*** Block opens ***
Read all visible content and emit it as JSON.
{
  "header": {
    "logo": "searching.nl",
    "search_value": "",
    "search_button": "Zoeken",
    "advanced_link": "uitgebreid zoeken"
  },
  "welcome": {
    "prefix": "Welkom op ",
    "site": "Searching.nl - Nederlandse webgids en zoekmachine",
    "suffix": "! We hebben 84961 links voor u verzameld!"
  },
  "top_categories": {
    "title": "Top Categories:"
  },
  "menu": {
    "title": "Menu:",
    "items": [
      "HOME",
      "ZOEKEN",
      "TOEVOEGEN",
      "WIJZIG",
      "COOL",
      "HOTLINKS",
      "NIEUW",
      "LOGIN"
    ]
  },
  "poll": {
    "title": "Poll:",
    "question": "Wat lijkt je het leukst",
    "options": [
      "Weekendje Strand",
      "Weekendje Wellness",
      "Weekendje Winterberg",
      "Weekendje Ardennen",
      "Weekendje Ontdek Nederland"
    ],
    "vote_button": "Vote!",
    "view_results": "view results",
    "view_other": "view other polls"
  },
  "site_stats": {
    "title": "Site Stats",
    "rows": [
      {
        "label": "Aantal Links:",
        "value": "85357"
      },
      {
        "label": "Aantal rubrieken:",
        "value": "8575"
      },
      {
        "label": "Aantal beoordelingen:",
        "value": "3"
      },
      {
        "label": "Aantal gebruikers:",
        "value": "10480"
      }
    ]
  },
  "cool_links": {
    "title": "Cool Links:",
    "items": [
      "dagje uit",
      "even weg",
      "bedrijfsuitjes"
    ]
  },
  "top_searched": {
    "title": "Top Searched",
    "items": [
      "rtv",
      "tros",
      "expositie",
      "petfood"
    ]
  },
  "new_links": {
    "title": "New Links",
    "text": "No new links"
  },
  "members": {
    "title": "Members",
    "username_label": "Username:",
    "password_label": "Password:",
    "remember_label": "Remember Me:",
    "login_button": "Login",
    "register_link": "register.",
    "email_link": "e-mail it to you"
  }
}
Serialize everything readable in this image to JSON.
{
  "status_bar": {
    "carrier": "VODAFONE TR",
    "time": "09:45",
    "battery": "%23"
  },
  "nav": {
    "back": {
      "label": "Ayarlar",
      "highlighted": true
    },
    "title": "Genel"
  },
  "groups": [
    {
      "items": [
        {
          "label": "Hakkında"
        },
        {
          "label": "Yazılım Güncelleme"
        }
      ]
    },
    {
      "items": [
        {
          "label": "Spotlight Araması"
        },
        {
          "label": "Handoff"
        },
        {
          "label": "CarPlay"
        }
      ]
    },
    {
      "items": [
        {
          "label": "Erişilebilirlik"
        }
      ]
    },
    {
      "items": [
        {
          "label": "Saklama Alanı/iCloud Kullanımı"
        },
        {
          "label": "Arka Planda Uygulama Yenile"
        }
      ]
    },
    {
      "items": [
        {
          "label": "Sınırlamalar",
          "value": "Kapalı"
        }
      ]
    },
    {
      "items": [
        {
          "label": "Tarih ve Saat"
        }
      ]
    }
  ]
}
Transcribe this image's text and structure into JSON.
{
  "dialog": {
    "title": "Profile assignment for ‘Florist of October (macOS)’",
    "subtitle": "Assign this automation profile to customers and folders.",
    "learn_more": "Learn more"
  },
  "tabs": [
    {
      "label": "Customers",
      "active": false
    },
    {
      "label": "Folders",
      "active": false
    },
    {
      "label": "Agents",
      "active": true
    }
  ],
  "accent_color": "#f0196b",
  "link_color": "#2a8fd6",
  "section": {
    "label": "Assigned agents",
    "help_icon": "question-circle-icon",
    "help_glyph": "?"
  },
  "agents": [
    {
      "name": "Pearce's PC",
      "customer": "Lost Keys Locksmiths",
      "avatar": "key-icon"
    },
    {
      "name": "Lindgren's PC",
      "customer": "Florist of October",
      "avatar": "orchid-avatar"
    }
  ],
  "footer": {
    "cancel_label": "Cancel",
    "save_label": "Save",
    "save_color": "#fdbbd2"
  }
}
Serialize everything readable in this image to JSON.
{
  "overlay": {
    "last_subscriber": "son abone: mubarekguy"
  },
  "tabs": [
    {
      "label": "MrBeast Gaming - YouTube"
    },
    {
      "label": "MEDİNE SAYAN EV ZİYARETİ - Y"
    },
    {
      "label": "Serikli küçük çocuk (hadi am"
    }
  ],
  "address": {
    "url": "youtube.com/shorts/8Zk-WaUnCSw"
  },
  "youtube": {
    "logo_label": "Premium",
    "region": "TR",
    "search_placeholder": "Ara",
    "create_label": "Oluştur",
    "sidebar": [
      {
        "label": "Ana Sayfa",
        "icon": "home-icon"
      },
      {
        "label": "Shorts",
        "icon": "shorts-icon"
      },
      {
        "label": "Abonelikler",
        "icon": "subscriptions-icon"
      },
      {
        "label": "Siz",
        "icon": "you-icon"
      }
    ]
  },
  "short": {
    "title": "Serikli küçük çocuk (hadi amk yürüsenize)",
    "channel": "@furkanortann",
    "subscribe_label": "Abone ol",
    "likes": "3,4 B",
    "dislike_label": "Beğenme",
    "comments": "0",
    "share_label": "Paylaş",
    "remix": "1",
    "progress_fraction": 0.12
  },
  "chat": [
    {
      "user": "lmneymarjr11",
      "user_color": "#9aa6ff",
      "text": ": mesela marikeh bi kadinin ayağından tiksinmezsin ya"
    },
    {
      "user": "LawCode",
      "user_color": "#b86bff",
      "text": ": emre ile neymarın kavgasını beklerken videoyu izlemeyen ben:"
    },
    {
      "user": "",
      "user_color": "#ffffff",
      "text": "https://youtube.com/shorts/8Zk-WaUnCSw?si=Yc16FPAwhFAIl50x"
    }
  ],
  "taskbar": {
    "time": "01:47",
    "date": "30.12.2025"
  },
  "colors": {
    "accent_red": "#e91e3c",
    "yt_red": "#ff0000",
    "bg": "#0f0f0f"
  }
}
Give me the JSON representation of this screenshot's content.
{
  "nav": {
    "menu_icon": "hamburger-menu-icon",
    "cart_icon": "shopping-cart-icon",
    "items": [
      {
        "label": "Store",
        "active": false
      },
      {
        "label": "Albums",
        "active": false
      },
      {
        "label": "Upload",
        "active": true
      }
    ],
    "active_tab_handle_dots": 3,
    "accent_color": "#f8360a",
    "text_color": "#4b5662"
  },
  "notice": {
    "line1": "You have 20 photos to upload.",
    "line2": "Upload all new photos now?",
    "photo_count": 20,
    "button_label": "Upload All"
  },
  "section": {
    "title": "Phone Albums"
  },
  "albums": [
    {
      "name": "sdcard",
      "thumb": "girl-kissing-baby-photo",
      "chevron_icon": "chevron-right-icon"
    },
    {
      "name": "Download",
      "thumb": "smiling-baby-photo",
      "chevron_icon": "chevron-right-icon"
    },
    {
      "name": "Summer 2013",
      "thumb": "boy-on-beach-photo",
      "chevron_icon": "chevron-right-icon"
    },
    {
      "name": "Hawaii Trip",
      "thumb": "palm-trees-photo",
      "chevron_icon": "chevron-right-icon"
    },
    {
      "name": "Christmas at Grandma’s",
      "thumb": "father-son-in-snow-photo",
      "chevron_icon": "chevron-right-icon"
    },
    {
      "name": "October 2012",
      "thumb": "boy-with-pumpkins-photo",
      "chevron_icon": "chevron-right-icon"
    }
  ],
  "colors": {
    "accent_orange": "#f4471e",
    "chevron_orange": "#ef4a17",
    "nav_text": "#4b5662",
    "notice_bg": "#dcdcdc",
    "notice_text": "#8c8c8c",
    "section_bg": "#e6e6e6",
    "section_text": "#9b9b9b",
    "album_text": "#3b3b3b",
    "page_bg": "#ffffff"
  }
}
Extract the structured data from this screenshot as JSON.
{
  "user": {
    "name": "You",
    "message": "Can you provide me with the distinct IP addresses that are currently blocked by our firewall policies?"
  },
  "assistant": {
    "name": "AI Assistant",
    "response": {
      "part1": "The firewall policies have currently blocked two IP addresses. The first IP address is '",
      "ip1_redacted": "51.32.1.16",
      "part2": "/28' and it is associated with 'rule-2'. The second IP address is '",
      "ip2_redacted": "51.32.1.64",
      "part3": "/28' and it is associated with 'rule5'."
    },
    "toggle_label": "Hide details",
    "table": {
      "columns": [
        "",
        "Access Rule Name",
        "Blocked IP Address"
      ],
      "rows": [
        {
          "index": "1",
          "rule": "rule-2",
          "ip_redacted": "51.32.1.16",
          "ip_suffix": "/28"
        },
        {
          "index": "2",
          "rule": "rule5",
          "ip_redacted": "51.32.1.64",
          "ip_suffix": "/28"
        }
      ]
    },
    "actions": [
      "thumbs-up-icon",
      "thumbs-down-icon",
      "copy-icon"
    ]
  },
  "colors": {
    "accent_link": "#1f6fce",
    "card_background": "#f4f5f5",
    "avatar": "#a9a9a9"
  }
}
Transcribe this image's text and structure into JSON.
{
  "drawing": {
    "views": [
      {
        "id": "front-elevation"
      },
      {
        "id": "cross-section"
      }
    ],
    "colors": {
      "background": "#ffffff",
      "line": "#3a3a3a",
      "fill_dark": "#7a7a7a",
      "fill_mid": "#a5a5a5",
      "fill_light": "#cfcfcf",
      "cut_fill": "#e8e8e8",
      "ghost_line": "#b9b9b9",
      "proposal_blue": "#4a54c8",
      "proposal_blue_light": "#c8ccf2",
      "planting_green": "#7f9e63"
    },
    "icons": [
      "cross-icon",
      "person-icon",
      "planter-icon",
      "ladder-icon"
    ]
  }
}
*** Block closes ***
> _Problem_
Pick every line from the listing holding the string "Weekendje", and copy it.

> _Finished exercise_
      "Weekendje Strand",
      "Weekendje Wellness",
      "Weekendje Winterberg",
      "Weekendje Ardennen",
      "Weekendje Ontdek Nederland"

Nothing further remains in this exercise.